Later than the dates given above a notable witch flourished for a time in Breadalbane and her name has been handed down to posterity as “Cailleach Dhomhnuill Bhric” - “The wife of pockmarked Donald.” Previously to and after the year 1760 she lived with her husband at Cuiltrannich, Lawers; and her fame as the witch of Cuiltrannich spread far and wide. Like Tam O’Shanter’s Nannie she ‘kept the countryside in fear’ and did many an evil deed. She was believed to be in league with his Satanic Majesty and was an adept at the black art. Many an innocent person is said to have suffered at her hands; and all her neighbours shunned her as much as possible. She was reputed to have had the power of causing abortion in cows and of depriving them of their milk giving power in a single day. She was also accused of bewitching young  children so that they fell into a decline. At other times she mesmerised or cast a spell over horses causing them to refuse to eat, drink or work until she had been called in to undo the spell. She assumed many guises in order to accomplish her wicked designs, but according to good authority that of the hare was her favourite guise. It was masquerading in the form of a hare that led to her detection and enabled the Gobhainn Mor (the Big Smith) to put an end to her wicked and mischievous career as a witch.

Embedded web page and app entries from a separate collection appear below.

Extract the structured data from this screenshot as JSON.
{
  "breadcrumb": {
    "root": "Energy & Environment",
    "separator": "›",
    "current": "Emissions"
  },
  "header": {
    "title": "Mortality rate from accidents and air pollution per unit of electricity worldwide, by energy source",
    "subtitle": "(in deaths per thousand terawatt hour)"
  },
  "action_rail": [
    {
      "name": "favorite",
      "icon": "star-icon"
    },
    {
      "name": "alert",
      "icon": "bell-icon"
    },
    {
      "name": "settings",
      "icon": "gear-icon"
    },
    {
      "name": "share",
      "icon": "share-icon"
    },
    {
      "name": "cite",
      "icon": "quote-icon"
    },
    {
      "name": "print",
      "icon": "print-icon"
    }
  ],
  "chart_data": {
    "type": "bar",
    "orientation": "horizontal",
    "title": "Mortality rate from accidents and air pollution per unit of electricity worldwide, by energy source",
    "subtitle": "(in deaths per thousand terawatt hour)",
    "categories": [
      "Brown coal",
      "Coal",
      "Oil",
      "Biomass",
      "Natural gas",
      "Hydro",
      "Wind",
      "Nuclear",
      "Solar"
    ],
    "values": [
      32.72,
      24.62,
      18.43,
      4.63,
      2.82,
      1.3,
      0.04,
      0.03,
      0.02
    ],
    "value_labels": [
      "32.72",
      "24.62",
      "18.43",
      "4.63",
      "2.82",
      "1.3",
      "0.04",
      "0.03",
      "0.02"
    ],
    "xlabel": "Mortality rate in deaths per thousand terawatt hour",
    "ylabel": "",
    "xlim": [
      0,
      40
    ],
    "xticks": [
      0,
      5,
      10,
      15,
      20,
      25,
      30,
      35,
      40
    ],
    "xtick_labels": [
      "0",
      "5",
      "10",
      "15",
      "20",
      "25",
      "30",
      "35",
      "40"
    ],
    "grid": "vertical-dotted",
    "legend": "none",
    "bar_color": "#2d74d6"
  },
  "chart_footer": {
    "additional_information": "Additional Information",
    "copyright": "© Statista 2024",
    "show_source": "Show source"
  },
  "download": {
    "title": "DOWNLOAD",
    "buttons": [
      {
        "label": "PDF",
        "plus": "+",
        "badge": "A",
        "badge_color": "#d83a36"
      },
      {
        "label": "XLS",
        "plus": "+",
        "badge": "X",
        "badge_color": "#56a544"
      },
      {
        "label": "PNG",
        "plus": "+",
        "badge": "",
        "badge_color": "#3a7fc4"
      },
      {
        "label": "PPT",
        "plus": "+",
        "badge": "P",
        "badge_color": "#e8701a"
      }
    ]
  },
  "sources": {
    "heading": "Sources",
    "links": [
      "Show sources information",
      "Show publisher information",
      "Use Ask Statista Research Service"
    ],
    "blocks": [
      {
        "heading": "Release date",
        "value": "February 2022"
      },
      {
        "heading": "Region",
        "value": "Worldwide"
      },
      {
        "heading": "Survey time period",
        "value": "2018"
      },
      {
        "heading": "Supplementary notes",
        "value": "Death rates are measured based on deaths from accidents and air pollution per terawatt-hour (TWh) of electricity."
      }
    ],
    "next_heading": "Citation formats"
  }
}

Some time about the fore-mentioned date and on the 12th of May - Latha Bealltainn - or (Old) Beltane day, Malcolm MacMartin or the big smith as he was usually called was making his way to the smithy when casting an eye in the direction of his croft he saw a large brown hare performing many curious antics. His suspicions were aroused and getting as near to the hare as possible he was surprised at hearing a well known voice invoking the Beltane deity and saying, “Transfer the summer’s growth and the harvest’s  crop from the Smith’s croft to the adjoining one.” The adjoining croft was none other than the Cailleach’s own and so the smith’s suspicions were fully confirmed. Hastening with all speed to the smithy he told his apprentice that there was a hare on the croft which would afford them an opportunity of testing the flint gun which the latter had just finished repairing. The gun was duly loaded and presented at the hare which immediately transformed into a woman. The apprentice took a good aim and fired but though his hand was steady and his eye unerring in its aim, his shot had no effect and the woman again turned into a hare. The smith and his assistant were confounded but reloading with a silver sixpence instead of lead, the smith fired in God’s name at the hare and wounded it.          The hare made straight for Donald Breac’s house which it entered by the cat hole in the door. Donald and his wife were the smith’s nearest neighbours and as they were not seen bu him on that day, nor yet on the following forenoon he resolved to call on them to see if anything was wrong. Accompanied by his apprentice he proceeded to do so, but was refused admittance. Thereupon he ordered his apprentice to hold the door while he himself was setting fire to the house. On hearing that threat the terrified inmates soon opened the door, but shame and confusion were depicted on their countenances, for the Cailleach was found limping on one leg owing to the silver sixpence having penetrated one of her thighs to the bone; and all around her were scattered in wild disorder the magic implements of her craft. These included charms, urns, hair tethers, stone balls wooden cups, dried Kail stocks and a bladder full of cow’s hair and raven’s feathers. The contents of the bladder when properly dried she pounded into a fine powder which she used for blinding people. Being at last caught, to save herself from an untimely end she made a full confession of all her misdeeds. The smith who knew something of veterinary science attended the woman’s wound and extracted the sixpence. Then he applied Archangel tar to the wound and bandaged it with a strip of leather from his apron. The wound soon healed but the Cailleach remained a cripple for the rest of her life. She destroyed all the implements of her devilish trade and repented of all the evil she had done. It is believed she died a good Christian and at peace with all men. She was buried in the gateway of Lawers burying ground and in the beginning of last century her name was well known on the shores of Loch Tay.